▸ **Exercise requirements**: Pull each line holding "required" out of the entries below.

▸ **Collected data entries**:
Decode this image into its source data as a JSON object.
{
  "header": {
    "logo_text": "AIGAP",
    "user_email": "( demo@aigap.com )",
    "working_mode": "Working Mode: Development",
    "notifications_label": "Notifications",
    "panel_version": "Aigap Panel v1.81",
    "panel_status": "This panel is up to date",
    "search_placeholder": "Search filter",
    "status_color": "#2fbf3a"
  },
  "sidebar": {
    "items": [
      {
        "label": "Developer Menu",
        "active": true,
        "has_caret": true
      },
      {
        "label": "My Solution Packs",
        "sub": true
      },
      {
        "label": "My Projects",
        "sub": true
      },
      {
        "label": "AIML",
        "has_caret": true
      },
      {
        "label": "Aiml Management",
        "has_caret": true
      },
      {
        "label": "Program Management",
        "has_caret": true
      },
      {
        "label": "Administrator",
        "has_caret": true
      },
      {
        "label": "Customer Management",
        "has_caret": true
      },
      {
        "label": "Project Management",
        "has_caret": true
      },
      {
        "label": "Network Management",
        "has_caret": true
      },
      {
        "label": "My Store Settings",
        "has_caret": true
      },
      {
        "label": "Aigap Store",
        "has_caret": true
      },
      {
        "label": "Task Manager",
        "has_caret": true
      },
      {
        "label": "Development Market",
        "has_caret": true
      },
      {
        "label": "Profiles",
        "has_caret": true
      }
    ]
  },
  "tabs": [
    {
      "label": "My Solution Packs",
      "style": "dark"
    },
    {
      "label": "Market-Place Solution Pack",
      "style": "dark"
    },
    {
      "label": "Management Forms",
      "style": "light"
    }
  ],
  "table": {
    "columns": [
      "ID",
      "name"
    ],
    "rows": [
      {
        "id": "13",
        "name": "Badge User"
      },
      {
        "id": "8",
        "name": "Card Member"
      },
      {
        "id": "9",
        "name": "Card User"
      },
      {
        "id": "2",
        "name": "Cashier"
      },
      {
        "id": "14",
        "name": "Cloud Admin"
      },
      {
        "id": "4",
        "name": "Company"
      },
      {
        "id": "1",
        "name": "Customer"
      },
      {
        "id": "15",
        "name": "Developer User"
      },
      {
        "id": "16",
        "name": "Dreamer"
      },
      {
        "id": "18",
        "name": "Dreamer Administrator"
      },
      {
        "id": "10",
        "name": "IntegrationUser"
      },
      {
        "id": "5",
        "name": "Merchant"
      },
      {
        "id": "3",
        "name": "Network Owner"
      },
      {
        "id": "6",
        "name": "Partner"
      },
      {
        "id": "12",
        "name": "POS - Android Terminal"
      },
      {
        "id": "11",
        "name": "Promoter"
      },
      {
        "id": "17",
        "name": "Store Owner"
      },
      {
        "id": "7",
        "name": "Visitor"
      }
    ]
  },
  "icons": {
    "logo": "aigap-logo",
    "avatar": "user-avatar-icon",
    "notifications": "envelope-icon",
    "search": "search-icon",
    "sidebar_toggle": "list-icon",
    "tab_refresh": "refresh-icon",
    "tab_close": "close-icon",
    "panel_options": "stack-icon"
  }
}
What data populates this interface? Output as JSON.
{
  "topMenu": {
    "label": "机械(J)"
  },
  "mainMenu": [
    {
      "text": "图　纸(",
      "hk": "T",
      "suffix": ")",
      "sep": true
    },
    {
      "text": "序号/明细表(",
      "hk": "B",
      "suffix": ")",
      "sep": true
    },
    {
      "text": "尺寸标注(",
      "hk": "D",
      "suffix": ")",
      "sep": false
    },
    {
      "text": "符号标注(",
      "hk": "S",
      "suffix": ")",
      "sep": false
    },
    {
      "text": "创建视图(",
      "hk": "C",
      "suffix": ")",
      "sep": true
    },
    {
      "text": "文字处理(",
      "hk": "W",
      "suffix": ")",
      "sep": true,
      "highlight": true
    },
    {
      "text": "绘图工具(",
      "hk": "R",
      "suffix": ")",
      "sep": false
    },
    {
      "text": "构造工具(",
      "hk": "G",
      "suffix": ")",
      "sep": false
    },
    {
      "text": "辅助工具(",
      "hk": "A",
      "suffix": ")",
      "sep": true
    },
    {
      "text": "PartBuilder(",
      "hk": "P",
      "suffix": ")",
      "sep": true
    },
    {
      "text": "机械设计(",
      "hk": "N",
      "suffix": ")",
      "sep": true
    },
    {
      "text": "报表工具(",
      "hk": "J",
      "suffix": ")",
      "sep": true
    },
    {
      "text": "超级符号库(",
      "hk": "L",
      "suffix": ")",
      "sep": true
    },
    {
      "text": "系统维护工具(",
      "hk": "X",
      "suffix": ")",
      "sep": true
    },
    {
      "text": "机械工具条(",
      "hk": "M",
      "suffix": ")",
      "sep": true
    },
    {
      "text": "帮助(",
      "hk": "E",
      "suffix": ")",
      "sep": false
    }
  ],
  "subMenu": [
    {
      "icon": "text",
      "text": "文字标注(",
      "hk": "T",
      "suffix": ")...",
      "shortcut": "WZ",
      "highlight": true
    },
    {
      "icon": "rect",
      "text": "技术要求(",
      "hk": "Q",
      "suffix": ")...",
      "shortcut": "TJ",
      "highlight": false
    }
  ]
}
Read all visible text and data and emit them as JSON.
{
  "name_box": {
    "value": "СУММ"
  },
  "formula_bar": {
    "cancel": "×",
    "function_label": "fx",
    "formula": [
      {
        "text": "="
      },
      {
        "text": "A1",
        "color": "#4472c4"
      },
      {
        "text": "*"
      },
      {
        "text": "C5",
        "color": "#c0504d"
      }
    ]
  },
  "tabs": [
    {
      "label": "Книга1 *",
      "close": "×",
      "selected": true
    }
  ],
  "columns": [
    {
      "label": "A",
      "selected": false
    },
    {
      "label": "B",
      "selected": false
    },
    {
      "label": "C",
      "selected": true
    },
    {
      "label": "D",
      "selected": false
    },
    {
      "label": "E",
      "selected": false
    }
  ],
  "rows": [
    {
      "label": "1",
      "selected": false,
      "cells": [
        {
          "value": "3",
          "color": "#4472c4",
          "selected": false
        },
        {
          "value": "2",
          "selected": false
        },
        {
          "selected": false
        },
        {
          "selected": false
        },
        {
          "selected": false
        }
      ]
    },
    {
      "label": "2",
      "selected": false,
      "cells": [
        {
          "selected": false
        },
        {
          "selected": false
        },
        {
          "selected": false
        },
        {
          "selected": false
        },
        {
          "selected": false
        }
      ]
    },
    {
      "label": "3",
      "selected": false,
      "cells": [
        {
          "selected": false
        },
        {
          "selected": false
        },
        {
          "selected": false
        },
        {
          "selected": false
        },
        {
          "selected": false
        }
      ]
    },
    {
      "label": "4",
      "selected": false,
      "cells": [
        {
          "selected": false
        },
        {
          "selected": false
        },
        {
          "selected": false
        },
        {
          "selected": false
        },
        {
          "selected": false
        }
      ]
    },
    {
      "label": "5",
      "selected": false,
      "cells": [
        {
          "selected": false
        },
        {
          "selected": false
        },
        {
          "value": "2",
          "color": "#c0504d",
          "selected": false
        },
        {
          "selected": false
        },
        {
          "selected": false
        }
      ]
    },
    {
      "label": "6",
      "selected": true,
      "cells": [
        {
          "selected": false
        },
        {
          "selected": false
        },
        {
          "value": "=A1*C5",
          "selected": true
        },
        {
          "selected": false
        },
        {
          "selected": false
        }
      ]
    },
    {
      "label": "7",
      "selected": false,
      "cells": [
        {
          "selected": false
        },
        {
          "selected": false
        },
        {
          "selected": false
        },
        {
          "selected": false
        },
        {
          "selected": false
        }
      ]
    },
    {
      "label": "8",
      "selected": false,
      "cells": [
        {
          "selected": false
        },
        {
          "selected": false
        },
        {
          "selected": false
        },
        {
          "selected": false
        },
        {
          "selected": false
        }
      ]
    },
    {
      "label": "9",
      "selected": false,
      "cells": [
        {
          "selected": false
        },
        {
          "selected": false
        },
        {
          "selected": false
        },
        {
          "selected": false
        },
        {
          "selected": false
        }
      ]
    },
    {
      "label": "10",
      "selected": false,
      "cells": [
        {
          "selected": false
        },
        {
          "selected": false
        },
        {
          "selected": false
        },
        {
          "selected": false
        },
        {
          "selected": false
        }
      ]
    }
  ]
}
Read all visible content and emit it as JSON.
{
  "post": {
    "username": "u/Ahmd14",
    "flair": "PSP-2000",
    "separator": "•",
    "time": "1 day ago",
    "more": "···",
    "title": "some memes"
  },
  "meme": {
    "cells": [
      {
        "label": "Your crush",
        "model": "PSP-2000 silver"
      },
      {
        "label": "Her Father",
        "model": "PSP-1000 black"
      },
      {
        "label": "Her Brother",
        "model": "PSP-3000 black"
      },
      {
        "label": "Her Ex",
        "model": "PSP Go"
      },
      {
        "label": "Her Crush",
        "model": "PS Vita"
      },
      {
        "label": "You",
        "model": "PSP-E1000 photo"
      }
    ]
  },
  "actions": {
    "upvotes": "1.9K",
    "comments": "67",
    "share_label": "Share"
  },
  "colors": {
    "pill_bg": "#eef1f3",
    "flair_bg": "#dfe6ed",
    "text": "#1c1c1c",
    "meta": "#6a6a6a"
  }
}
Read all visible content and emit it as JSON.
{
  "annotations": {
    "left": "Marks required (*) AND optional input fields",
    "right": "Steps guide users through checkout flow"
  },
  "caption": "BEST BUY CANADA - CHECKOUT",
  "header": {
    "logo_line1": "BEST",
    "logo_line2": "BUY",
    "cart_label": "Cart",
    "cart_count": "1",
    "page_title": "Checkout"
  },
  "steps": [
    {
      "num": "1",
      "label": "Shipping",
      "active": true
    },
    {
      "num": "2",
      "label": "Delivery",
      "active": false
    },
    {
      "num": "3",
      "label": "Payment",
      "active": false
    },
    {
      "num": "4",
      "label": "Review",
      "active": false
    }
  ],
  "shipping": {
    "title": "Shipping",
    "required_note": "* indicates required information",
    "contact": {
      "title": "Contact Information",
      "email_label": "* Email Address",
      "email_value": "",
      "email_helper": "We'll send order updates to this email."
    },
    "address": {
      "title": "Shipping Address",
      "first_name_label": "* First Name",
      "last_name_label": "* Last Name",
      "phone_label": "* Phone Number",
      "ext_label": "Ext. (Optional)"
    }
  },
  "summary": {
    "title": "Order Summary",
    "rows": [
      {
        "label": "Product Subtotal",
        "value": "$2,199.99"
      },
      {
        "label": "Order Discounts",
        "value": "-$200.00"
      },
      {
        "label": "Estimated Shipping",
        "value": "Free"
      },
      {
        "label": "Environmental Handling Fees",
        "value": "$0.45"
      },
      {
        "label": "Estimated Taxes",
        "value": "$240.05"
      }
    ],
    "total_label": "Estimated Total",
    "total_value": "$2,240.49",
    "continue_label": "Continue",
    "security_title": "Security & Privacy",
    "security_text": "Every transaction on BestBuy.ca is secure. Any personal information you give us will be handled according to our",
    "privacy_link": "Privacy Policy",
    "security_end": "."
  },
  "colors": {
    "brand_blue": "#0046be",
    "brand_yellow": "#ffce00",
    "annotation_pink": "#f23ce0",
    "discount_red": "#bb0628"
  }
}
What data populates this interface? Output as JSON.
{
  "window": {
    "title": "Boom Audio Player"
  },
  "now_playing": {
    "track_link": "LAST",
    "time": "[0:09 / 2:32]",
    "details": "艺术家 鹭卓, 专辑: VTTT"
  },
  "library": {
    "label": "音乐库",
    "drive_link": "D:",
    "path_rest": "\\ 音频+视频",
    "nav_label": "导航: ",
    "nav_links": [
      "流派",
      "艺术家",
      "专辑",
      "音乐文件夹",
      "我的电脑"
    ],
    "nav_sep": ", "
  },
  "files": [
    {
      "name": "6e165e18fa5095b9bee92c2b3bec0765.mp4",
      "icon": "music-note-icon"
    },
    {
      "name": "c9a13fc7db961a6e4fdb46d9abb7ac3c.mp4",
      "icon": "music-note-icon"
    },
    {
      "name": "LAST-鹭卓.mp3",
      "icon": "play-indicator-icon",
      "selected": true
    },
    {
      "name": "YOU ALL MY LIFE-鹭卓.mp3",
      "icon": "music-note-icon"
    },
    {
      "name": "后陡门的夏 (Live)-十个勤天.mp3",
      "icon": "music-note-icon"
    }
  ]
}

▸ **Result of the exercise**:
    "left": "Marks required (*) AND optional input fields",
    "required_note": "* indicates required information",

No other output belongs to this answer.